Dataset rows describing interfaces:
BEGIN

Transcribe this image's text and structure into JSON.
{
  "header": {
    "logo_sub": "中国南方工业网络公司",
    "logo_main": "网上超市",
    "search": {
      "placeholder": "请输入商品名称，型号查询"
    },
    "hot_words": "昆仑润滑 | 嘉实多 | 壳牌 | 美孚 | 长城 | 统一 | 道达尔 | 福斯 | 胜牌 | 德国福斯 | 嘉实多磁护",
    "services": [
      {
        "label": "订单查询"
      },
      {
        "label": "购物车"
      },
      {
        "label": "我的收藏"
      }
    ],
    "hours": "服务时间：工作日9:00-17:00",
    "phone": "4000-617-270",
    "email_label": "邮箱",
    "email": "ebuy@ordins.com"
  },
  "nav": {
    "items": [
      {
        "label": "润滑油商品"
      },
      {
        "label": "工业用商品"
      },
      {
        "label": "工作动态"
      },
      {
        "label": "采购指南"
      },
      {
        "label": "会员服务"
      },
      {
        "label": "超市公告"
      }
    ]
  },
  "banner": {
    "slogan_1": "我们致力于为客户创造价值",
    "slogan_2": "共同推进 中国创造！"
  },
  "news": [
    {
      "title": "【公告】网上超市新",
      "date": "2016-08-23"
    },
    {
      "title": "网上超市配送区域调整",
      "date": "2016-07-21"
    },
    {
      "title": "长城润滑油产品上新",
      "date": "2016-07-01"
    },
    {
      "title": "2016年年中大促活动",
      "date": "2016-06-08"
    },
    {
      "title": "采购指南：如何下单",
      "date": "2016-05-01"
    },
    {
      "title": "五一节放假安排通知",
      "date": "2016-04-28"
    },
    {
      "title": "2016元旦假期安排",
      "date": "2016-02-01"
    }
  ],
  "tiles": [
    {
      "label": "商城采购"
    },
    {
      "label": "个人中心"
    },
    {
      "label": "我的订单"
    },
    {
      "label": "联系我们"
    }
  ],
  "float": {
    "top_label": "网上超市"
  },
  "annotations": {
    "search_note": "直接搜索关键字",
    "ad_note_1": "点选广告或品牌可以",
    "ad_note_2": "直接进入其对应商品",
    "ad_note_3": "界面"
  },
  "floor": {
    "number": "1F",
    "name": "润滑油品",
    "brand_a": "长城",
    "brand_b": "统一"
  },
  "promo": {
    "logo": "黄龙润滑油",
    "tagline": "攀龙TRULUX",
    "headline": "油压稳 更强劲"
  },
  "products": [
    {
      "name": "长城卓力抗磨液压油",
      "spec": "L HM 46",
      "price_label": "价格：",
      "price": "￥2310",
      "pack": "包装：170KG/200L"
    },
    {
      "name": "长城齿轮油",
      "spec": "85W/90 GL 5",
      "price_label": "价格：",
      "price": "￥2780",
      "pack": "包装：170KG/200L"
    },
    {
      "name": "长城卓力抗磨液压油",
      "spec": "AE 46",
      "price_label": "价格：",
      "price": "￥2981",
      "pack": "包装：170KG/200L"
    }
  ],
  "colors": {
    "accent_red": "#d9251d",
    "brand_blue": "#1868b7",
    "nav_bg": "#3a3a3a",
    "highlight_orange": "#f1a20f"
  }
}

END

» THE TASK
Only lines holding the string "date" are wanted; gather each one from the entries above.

» TASK OUTPUT
      "date": "2016-08-23"
      "date": "2016-07-21"
      "date": "2016-07-01"
      "date": "2016-06-08"
      "date": "2016-05-01"
      "date": "2016-04-28"
      "date": "2016-02-01"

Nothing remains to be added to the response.